## DATASET EXTRACT
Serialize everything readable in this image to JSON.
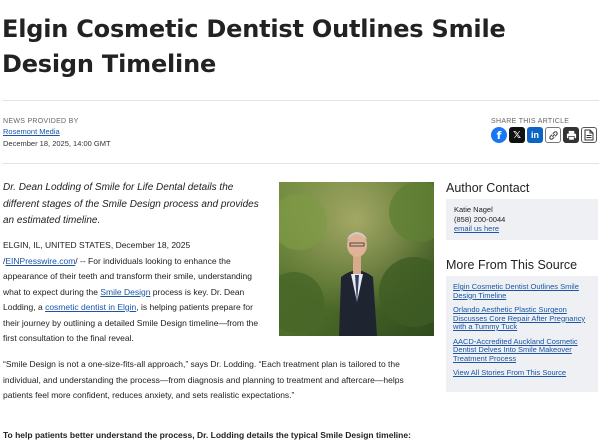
{
  "article": {
    "title": "Elgin Cosmetic Dentist Outlines Smile Design Timeline",
    "news_provided_by_label": "NEWS PROVIDED BY",
    "provider": "Rosemont Media",
    "date": "December 18, 2025, 14:00 GMT",
    "share_label": "SHARE THIS ARTICLE",
    "lead": "Dr. Dean Lodding of Smile for Life Dental details the different stages of the Smile Design process and provides an estimated timeline.",
    "p1": {
      "dateline": "ELGIN, IL, UNITED STATES, December 18, 2025",
      "slash": "/",
      "einpresswire": "EINPresswire.com",
      "t1": "/ -- For individuals looking to enhance the appearance of their teeth and transform their smile, understanding what to expect during the ",
      "smile_design_link": "Smile Design",
      "t2": " process is key. Dr. Dean Lodding, a ",
      "cosmetic_link": "cosmetic dentist in Elgin",
      "t3": ", is helping patients prepare for their journey by outlining a detailed Smile Design timeline—from the first consultation to the final reveal."
    },
    "p2": "“Smile Design is not a one-size-fits-all approach,” says Dr. Lodding. “Each treatment plan is tailored to the individual, and understanding the process—from diagnosis and planning to treatment and aftercare—helps patients feel more confident, reduces anxiety, and sets realistic expectations.”",
    "p3_partial": "To help patients better understand the process, Dr. Lodding details the typical Smile Design timeline:"
  },
  "share_buttons": [
    {
      "name": "facebook",
      "icon": "facebook-icon",
      "color": "#1877f2"
    },
    {
      "name": "x",
      "icon": "x-icon",
      "color": "#111111"
    },
    {
      "name": "linkedin",
      "icon": "linkedin-icon",
      "color": "#0a66c2"
    },
    {
      "name": "copy-link",
      "icon": "link-icon",
      "color": "#555555"
    },
    {
      "name": "print",
      "icon": "print-icon",
      "color": "#333333"
    },
    {
      "name": "pdf",
      "icon": "pdf-icon",
      "color": "#333333"
    }
  ],
  "sidebar": {
    "author_heading": "Author Contact",
    "contact_name": "Katie Nagel",
    "contact_phone": "(858) 200-0044",
    "contact_email": "email us here",
    "more_heading": "More From This Source",
    "stories": [
      "Elgin Cosmetic Dentist Outlines Smile Design Timeline",
      "Orlando Aesthetic Plastic Surgeon Discusses Core Repair After Pregnancy with a Tummy Tuck",
      "AACD-Accredited Auckland Cosmetic Dentist Delves Into Smile Makeover Treatment Process",
      "View All Stories From This Source"
    ]
  }
}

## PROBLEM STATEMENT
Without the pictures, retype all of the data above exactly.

## SOLUTION BELOW
Serialize everything readable in this image to JSON.
{
  "article": {
    "title": "Elgin Cosmetic Dentist Outlines Smile Design Timeline",
    "news_provided_by_label": "NEWS PROVIDED BY",
    "provider": "Rosemont Media",
    "date": "December 18, 2025, 14:00 GMT",
    "share_label": "SHARE THIS ARTICLE",
    "lead": "Dr. Dean Lodding of Smile for Life Dental details the different stages of the Smile Design process and provides an estimated timeline.",
    "p1": {
      "dateline": "ELGIN, IL, UNITED STATES, December 18, 2025",
      "slash": "/",
      "einpresswire": "EINPresswire.com",
      "t1": "/ -- For individuals looking to enhance the appearance of their teeth and transform their smile, understanding what to expect during the ",
      "smile_design_link": "Smile Design",
      "t2": " process is key. Dr. Dean Lodding, a ",
      "cosmetic_link": "cosmetic dentist in Elgin",
      "t3": ", is helping patients prepare for their journey by outlining a detailed Smile Design timeline—from the first consultation to the final reveal."
    },
    "p2": "“Smile Design is not a one-size-fits-all approach,” says Dr. Lodding. “Each treatment plan is tailored to the individual, and understanding the process—from diagnosis and planning to treatment and aftercare—helps patients feel more confident, reduces anxiety, and sets realistic expectations.”",
    "p3_partial": "To help patients better understand the process, Dr. Lodding details the typical Smile Design timeline:"
  },
  "share_buttons": [
    {
      "name": "facebook",
      "icon": "facebook-icon",
      "color": "#1877f2"
    },
    {
      "name": "x",
      "icon": "x-icon",
      "color": "#111111"
    },
    {
      "name": "linkedin",
      "icon": "linkedin-icon",
      "color": "#0a66c2"
    },
    {
      "name": "copy-link",
      "icon": "link-icon",
      "color": "#555555"
    },
    {
      "name": "print",
      "icon": "print-icon",
      "color": "#333333"
    },
    {
      "name": "pdf",
      "icon": "pdf-icon",
      "color": "#333333"
    }
  ],
  "sidebar": {
    "author_heading": "Author Contact",
    "contact_name": "Katie Nagel",
    "contact_phone": "(858) 200-0044",
    "contact_email": "email us here",
    "more_heading": "More From This Source",
    "stories": [
      "Elgin Cosmetic Dentist Outlines Smile Design Timeline",
      "Orlando Aesthetic Plastic Surgeon Discusses Core Repair After Pregnancy with a Tummy Tuck",
      "AACD-Accredited Auckland Cosmetic Dentist Delves Into Smile Makeover Treatment Process",
      "View All Stories From This Source"
    ]
  }
}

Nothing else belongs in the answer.